Monday, October 26, 2015

Are You Leading With Questions?

Are You Leading With Questions?

Always the beautiful answer who asks a more beautiful question. -E.E. Cummings

Think back to your last leadership or team meeting. As facilitator, did you create opportunities for the team to process and discuss questions? How did the team engage?  Many of us walk into meetings with exhausting agendas that lack opportunities for dialogue or problem solving through questioning. Research indicates that questions, the right questions, can positively influence an organization in a variety of ways. A question has the power to identify problems, challenge the status quo, identify biases...all catalysts for creativity, collaboration, and change.

Asking the right questions after 22 years
After 22 years as an educator and educational leader, I’ve recently learned about the importance of effective questioning. I engage in the challenging and satisfying work of creating an organizational culture of risk-taking and problem-solving.  I’ve learned to be mindful about asking questions in a number of settings and situations. My goal is to balance questioning with listening when engaging with students, teachers, and parents. The results are remarkable. The focus has shifted from what I think or want to what WE think and want for OUR school. I find myself doing less talking and becoming a deeper listener.

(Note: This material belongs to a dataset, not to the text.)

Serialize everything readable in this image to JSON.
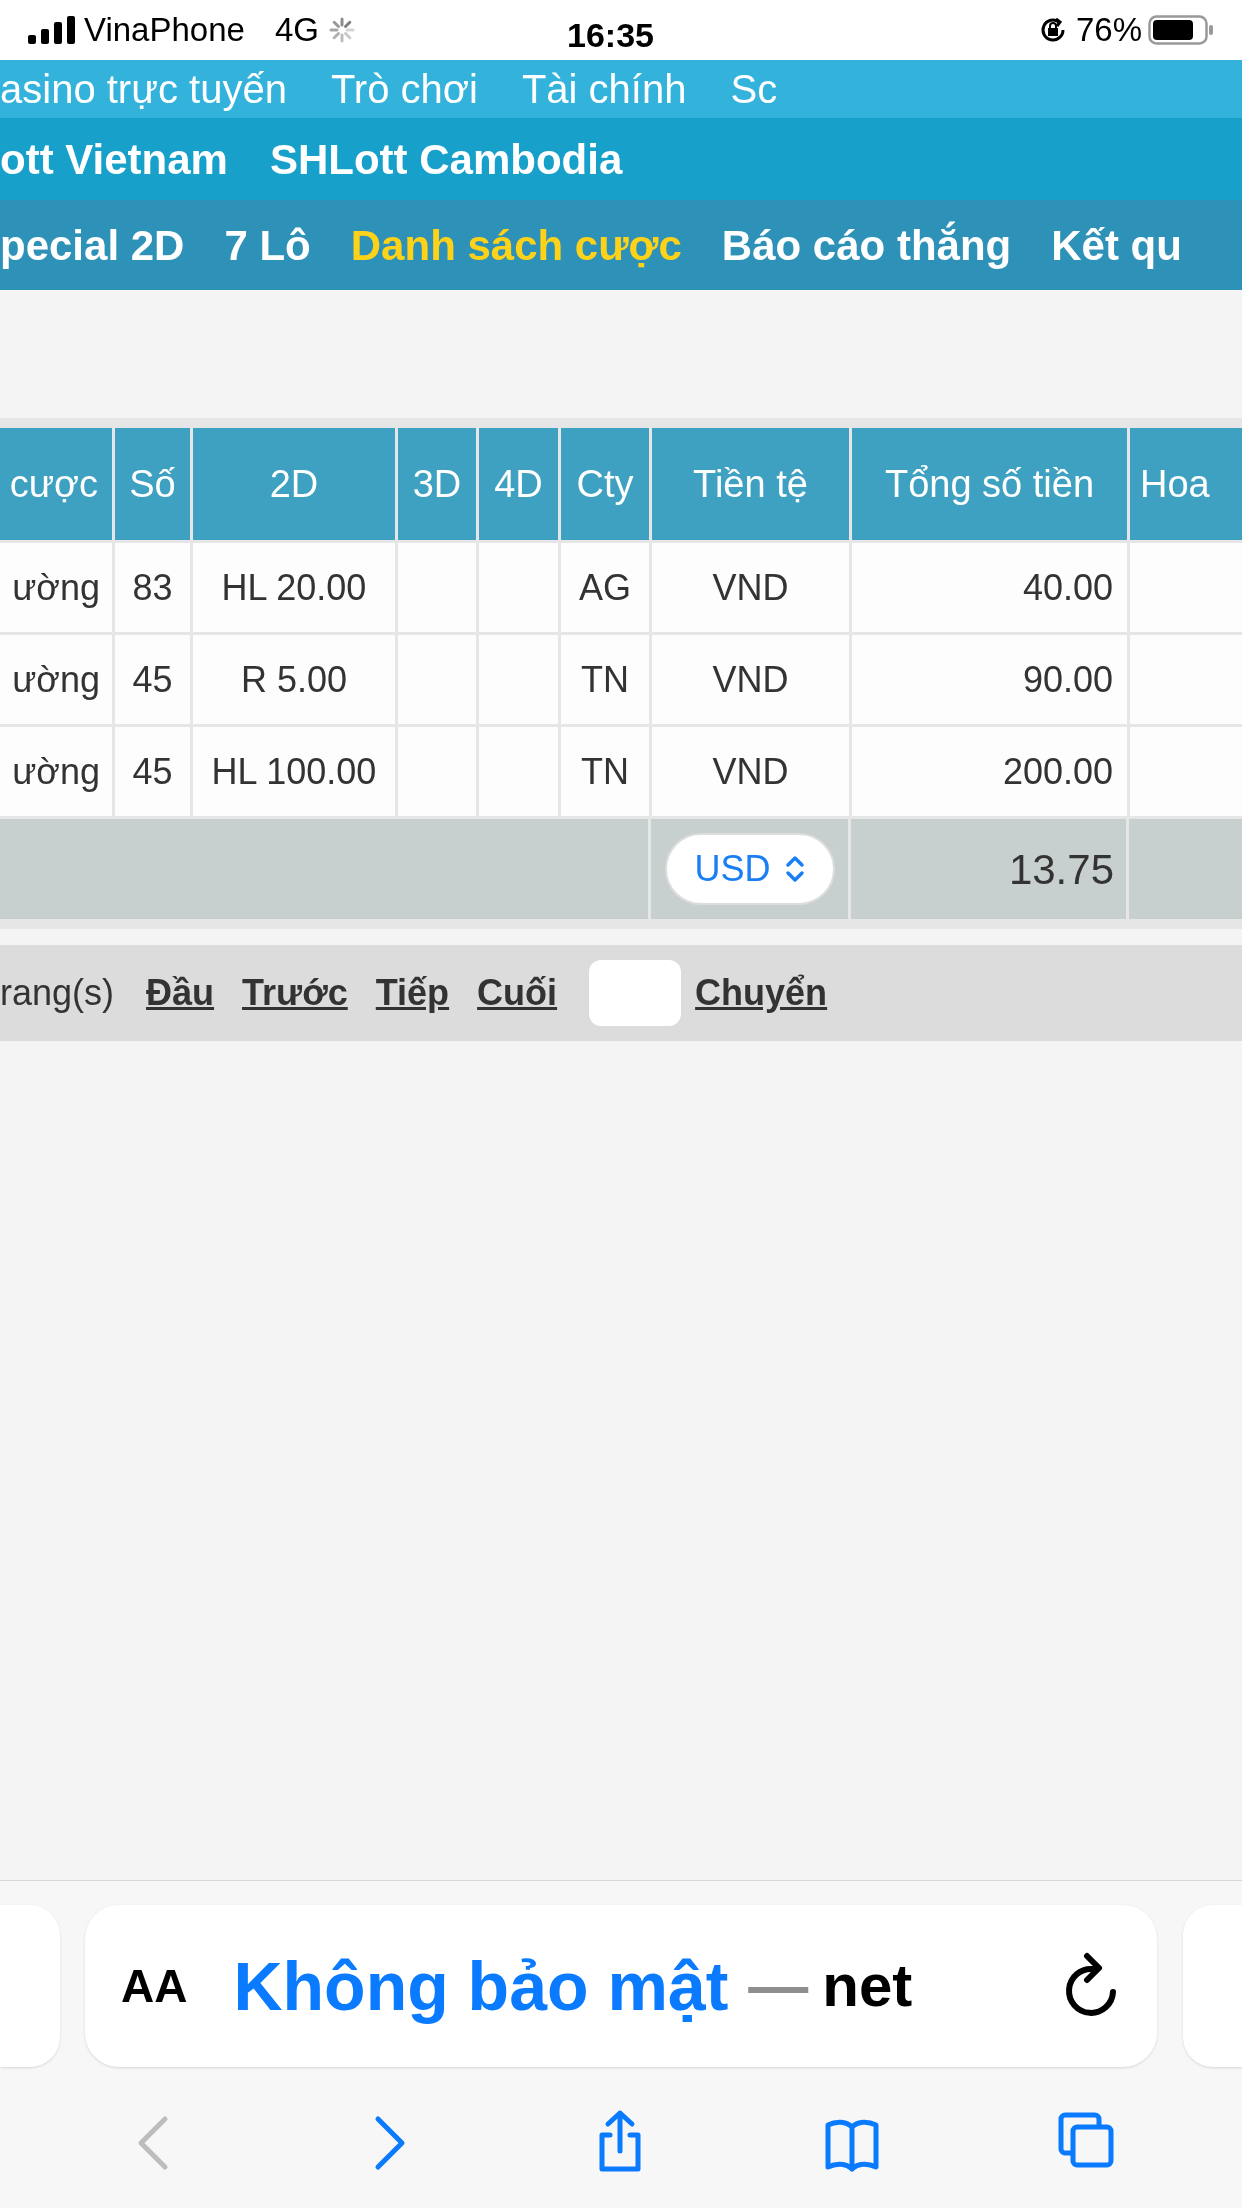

Who’s asking the questions?
If research indicates that questioning is transformational to an organization, why aren’t we doing more of it in the educational setting? Simply stated, our educational system does not foster, support, or encourage questioning. In a traditional system, the leader is the authority and keeper of knowledge. Questioning is often perceived as challenging authority. It’s impossible for an organization to identify problems and develop solutions when the team isn’t encouraged to think. Change the mindset and encourage your team members to take risks by asking questions. The entire organization will benefit.

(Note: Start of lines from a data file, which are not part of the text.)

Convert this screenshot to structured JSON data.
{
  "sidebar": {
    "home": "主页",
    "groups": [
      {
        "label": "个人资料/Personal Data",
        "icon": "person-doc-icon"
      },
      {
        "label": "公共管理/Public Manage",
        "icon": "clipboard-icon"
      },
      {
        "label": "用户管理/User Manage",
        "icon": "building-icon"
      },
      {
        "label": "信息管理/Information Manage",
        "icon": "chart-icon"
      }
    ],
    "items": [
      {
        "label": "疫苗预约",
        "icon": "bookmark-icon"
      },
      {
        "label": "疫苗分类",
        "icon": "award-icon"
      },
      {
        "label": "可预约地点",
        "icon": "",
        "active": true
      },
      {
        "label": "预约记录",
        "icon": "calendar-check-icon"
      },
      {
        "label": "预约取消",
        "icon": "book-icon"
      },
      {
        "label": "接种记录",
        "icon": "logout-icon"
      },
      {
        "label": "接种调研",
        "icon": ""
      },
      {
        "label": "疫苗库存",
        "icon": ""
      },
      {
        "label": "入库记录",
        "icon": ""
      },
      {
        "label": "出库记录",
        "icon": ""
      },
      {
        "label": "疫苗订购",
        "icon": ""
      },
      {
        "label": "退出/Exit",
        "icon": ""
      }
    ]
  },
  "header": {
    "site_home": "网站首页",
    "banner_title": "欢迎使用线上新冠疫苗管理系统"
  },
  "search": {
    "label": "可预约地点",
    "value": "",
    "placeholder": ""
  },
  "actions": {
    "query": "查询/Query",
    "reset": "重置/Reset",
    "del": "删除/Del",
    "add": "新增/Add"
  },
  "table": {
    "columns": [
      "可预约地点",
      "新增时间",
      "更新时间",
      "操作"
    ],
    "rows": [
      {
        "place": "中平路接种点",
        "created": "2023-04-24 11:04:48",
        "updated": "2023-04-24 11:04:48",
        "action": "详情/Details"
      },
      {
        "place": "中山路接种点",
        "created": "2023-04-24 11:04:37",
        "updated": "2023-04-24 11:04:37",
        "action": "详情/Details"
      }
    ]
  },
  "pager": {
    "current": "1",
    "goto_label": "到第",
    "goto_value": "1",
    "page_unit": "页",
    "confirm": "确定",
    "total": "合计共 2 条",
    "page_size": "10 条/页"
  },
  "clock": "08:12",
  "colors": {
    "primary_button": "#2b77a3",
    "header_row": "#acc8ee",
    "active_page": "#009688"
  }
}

Courageous Questions = Courageous Conversations
Questions challenge the status quo and disrupt dysfunctional systems. What if we didn’t go along with what’s always been done? Addressing achievement gaps, educational inequities, and a number of other educational and societal issues require us to ask courageous questions and engage in courageous conversations. We will continue to fail our neediest students if we lack the courage to ask “why?”

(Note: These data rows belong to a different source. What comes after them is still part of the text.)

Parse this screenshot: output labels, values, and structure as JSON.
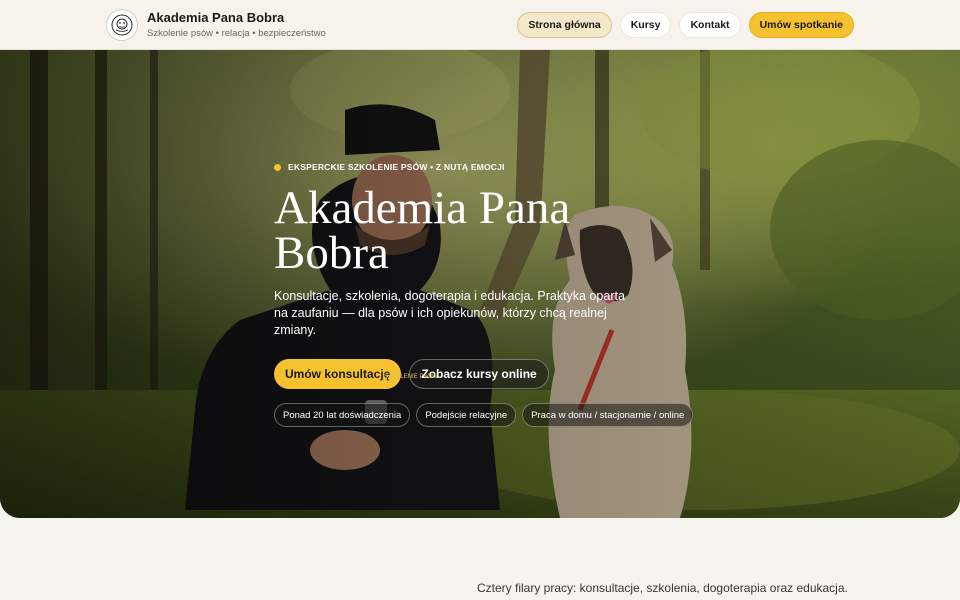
{
  "header": {
    "brand_title": "Akademia Pana Bobra",
    "brand_subtitle": "Szkolenie psów • relacja • bezpieczeństwo",
    "nav": [
      {
        "label": "Strona główna",
        "active": true
      },
      {
        "label": "Kursy"
      },
      {
        "label": "Kontakt"
      },
      {
        "label": "Umów spotkanie",
        "cta": true
      }
    ]
  },
  "hero": {
    "eyebrow": "EKSPERCKIE SZKOLENIE PSÓW • Z NUTĄ EMOCJI",
    "title": "Akademia Pana Bobra",
    "description": "Konsultacje, szkolenia, dogoterapia i edukacja. Praktyka oparta na zaufaniu — dla psów i ich opiekunów, którzy chcą realnej zmiany.",
    "primary_button": "Umów konsultację",
    "secondary_button": "Zobacz kursy online",
    "chips": [
      "Ponad 20 lat doświadczenia",
      "Podejście relacyjne",
      "Praca w domu / stacjonarnie / online"
    ],
    "shirt_text": "SZKOLENIE PSÓW"
  },
  "section": {
    "intro": "Cztery filary pracy: konsultacje, szkolenia, dogoterapia oraz edukacja."
  },
  "colors": {
    "accent": "#f5c12e",
    "background": "#f6f4ef"
  }
}
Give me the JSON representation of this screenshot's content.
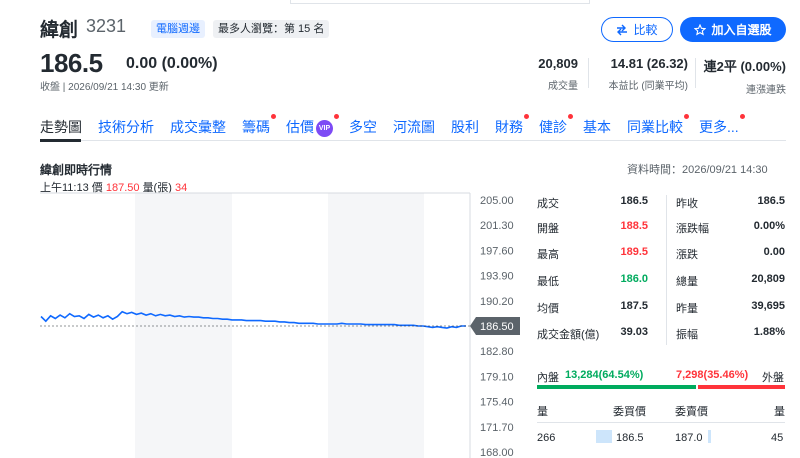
{
  "stock": {
    "name": "緯創",
    "code": "3231",
    "tag": "電腦週邊",
    "rank": "最多人瀏覽：第 15 名",
    "price": "186.5",
    "change": "0.00 (0.00%)",
    "time": "收盤 | 2026/09/21 14:30 更新"
  },
  "actions": {
    "compare": "比較",
    "watchlist": "加入自選股"
  },
  "stats": [
    {
      "value": "20,809",
      "label": "成交量"
    },
    {
      "value": "14.81 (26.32)",
      "label": "本益比 (同業平均)"
    },
    {
      "value": "連2平 (0.00%)",
      "label": "連漲連跌"
    }
  ],
  "tabs": [
    {
      "label": "走勢圖",
      "dot": false
    },
    {
      "label": "技術分析",
      "dot": false
    },
    {
      "label": "成交彙整",
      "dot": false
    },
    {
      "label": "籌碼",
      "dot": true
    },
    {
      "label": "估價",
      "dot": true,
      "vip": "VIP"
    },
    {
      "label": "多空",
      "dot": false
    },
    {
      "label": "河流圖",
      "dot": false
    },
    {
      "label": "股利",
      "dot": false
    },
    {
      "label": "財務",
      "dot": true
    },
    {
      "label": "健診",
      "dot": true
    },
    {
      "label": "基本",
      "dot": false
    },
    {
      "label": "同業比較",
      "dot": true
    },
    {
      "label": "更多...",
      "dot": true
    }
  ],
  "section": {
    "title": "緯創即時行情",
    "data_time": "資料時間：2026/09/21 14:30",
    "info_time": "上午11:13",
    "info_price_label": "價",
    "info_price": "187.50",
    "info_vol_label": "量(張)",
    "info_vol": "34"
  },
  "chart_data": {
    "type": "line",
    "y_ticks": [
      "205.00",
      "201.30",
      "197.60",
      "193.90",
      "190.20",
      "186.50",
      "182.80",
      "179.10",
      "175.40",
      "171.70",
      "168.00"
    ],
    "ylim": [
      168.0,
      205.0
    ],
    "current": "186.50",
    "values": [
      187.9,
      187.2,
      188.0,
      187.6,
      188.1,
      187.7,
      188.3,
      187.9,
      188.0,
      187.6,
      188.2,
      187.8,
      188.1,
      187.7,
      188.0,
      187.5,
      187.9,
      188.6,
      188.3,
      188.5,
      188.2,
      188.4,
      188.1,
      188.3,
      188.0,
      188.2,
      188.0,
      188.1,
      187.9,
      188.0,
      187.8,
      187.9,
      187.8,
      187.8,
      187.7,
      187.7,
      187.6,
      187.6,
      187.5,
      187.5,
      187.4,
      187.4,
      187.4,
      187.3,
      187.3,
      187.3,
      187.3,
      187.2,
      187.2,
      187.2,
      187.1,
      187.1,
      187.0,
      187.0,
      186.9,
      186.9,
      186.9,
      186.9,
      186.8,
      186.8,
      186.8,
      186.8,
      186.8,
      186.9,
      186.8,
      186.8,
      186.8,
      186.8,
      186.7,
      186.7,
      186.7,
      186.7,
      186.7,
      186.7,
      186.7,
      186.6,
      186.6,
      186.6,
      186.6,
      186.5,
      186.5,
      186.4,
      186.3,
      186.4,
      186.3,
      186.2,
      186.4,
      186.3,
      186.5,
      186.5
    ]
  },
  "quote": {
    "left": [
      {
        "label": "成交",
        "value": "186.5",
        "color": ""
      },
      {
        "label": "開盤",
        "value": "188.5",
        "color": "red"
      },
      {
        "label": "最高",
        "value": "189.5",
        "color": "red"
      },
      {
        "label": "最低",
        "value": "186.0",
        "color": "green"
      },
      {
        "label": "均價",
        "value": "187.5",
        "color": ""
      },
      {
        "label": "成交金額(億)",
        "value": "39.03",
        "color": ""
      }
    ],
    "right": [
      {
        "label": "昨收",
        "value": "186.5"
      },
      {
        "label": "漲跌幅",
        "value": "0.00%"
      },
      {
        "label": "漲跌",
        "value": "0.00"
      },
      {
        "label": "總量",
        "value": "20,809"
      },
      {
        "label": "昨量",
        "value": "39,695"
      },
      {
        "label": "振幅",
        "value": "1.88%"
      }
    ]
  },
  "inout": {
    "in_label": "內盤",
    "in_value": "13,284(64.54%)",
    "out_value": "7,298(35.46%)",
    "out_label": "外盤",
    "in_pct": 64.54
  },
  "orderbook": {
    "headers": [
      "量",
      "委買價",
      "委賣價",
      "量"
    ],
    "rows": [
      {
        "bid_vol": "266",
        "bid": "186.5",
        "ask": "187.0",
        "ask_vol": "45"
      }
    ]
  },
  "colors": {
    "accent": "#0f69ff",
    "up": "#ff333a",
    "down": "#00ab5e",
    "line": "#0f69ff"
  }
}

Inspire Creativity and Change
The most difficult part of our work is implementing change. Change requires one to release old habits and adopt new behaviors, forcing us out of our comfort zones. The process of change always begins with a great question and asking exploratory questions is crucial to problem solving and creativity. How might we begin to push our teams out of their comfort zones with the right questions? What are the right questions for change?

Our current educational system takes a solution-based approach to solving problems. We are eager to solve problems and provide solutions without dialogue and questioning. We are graded or evaluated based on coming up with solutions for problems that we may not necessarily need to solve. Asking the right questions has the power to transform not only our educational systems, but our lives. Questions spark innovation and creativity and challenge us to continue to improve our work. Great leaders lead by asking, not telling. Great leaders lead by asking the right questions, even if they do not have the answers.

How might you use questions to lead change in YOUR organization?

"Judge a man by his questions rather than his answers." – Voltaire


Berger, W. (2014). A more beautiful question. New York, NY: Bloomsbury


  1. A friend of mine recommended this book. You are spot on in the section "Who's is asking the questions?" This is something that all leaders should take into consideration.

  2. Thank you for the insight, I just ordered the book :) Have a great holiday season.

    1. That's great, Drago. You'll enjoy the book.
      Happy holidays!

  3. Thanks, Adam! So glad you found the post useful. :)

  4. Love this post, Rosa. I'm writing a book about inquiry-based instruction and I love how you connect school leadership with asking great questions. Questions unite us; answers divide us. Thank you!